Currants: The Little Brothers
Currants or Black Corinth are dried grapes of the same name. [Do not mistake Black Corinth for Black Currant, which is a berry, not a grape]. The word “currant” refers to the size of the raisin, which is small (under 1cm across), and the term black Corinth is used to differentiate these grapes from white Corinth and Red Corinth, which are not actual grapes with a much more sour flavor.
Black Corinth or Carina was initially traded out of the Corinth port in Greece, from which it got its title. Black Corinth or currants are alternatively known as Zante Currants.
Currants are typically made by sun-drying the grapes for up to three weeks. They have a sweet, tangy, and intense flavor and can soak up the liquid in the mixture. You can add currants to both sweet and savory dishes to give texture and sweetness to them.
The list of different types of raisins is longer than we can include in this little space. We limited the discussion to popular types of raisins and their uses, excluding the less common ones because of their declining popularity (such as Muscat).
Identification differs depending on where you live and the processing method. Still, all raisins belong to any one of these raisin groups: Regular Raisins, Golden Raisins, Green Raisins, Red Raisins, Sultanas, and Currants.
Raisins are made from Thompson seedless, Flame, or black Corinth. More raisins are made from Thompson seedless grapes than any other type.

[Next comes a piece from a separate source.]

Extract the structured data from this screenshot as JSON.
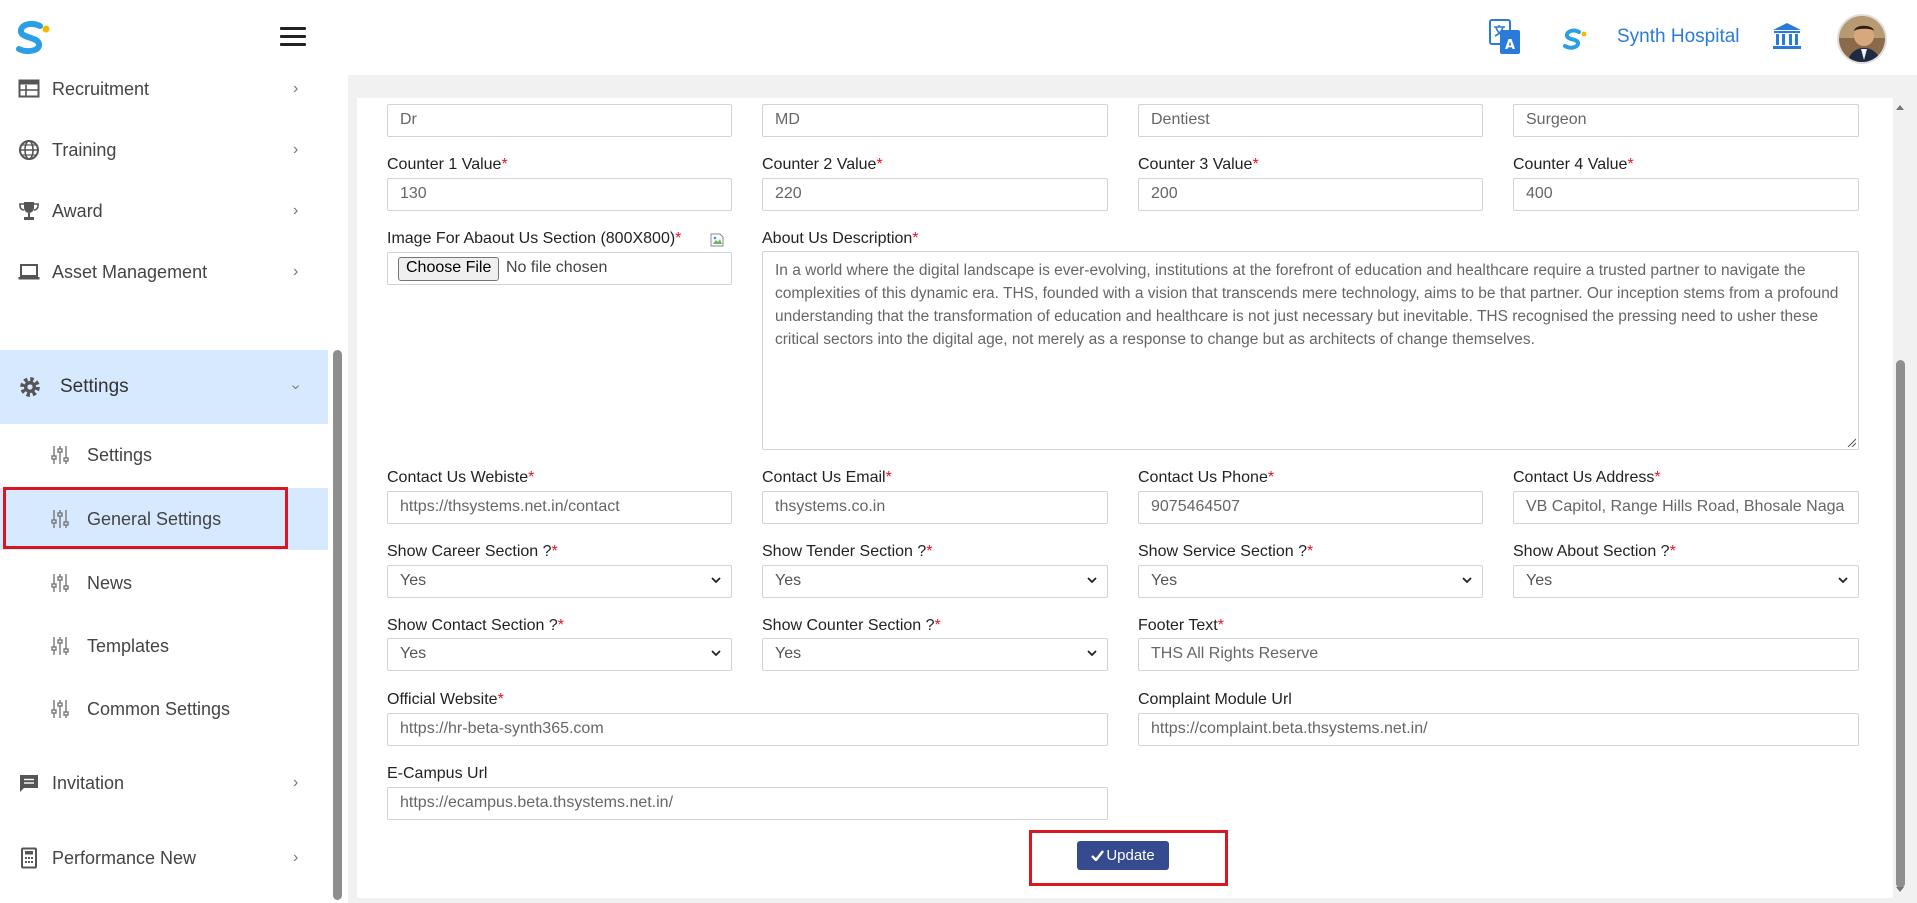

Now, how do you name raisins in your country? Which type of raisin is more common where you live? Can you tell us how you dry them?
Please write your comments in the comment section below.
11 thoughts on “6 Different Types Of Raisins You Can Find In A Grocery Store”
I need plump dried muscat raisins in bunches/stalks.
Contact me by email for more information. Thank you
Currants are not grapes so you can’t call them raisins. Currants are genus Ribes and are related to gooseberries. Raisins are dried grapes of the genus Vitis. Not the same fruit.
Currants are raisins or dried grapes. The blackcurrant (Ribes nigrum), also known as black currant or cassis, is a shrub in the family Grossulariaceae producing edible berries.
that doesn’t really matter they’re all just dried fruit and they all look like grapes anyways. I bet you like the black raisins and the currants the most.. ://
Hey, you are taking this too seriously. They are all grapes so it doesn’t matter. Currants are like grapes and no one makes raisins from gooseberries. I bet you are a black raisin or currant lover..
Hi, i need to purchase 10,000 kg of Raisins for my food store. Please call or whatsApp: +971 55 831 7007, Muhammed Shanid
This article is only to inform people about Raisins. Look for raisins at the grocery store or call manufactures.
Very informative article, thank you. I thoroughly enjoyed it and am a lot wiser now than I was about dried fruit. Just one question, what does Rey mean? The only translation I can find is ‘king’.
I think it’s a typo – supposed to be “rAy” (IMO)
Freeze dried grapes is much superior option to raisins I believe. I have made some samples. Is there any industry manufacturing these commercially? Is anybody interested? We can contract manufacture.
I am interested would like to speak with you.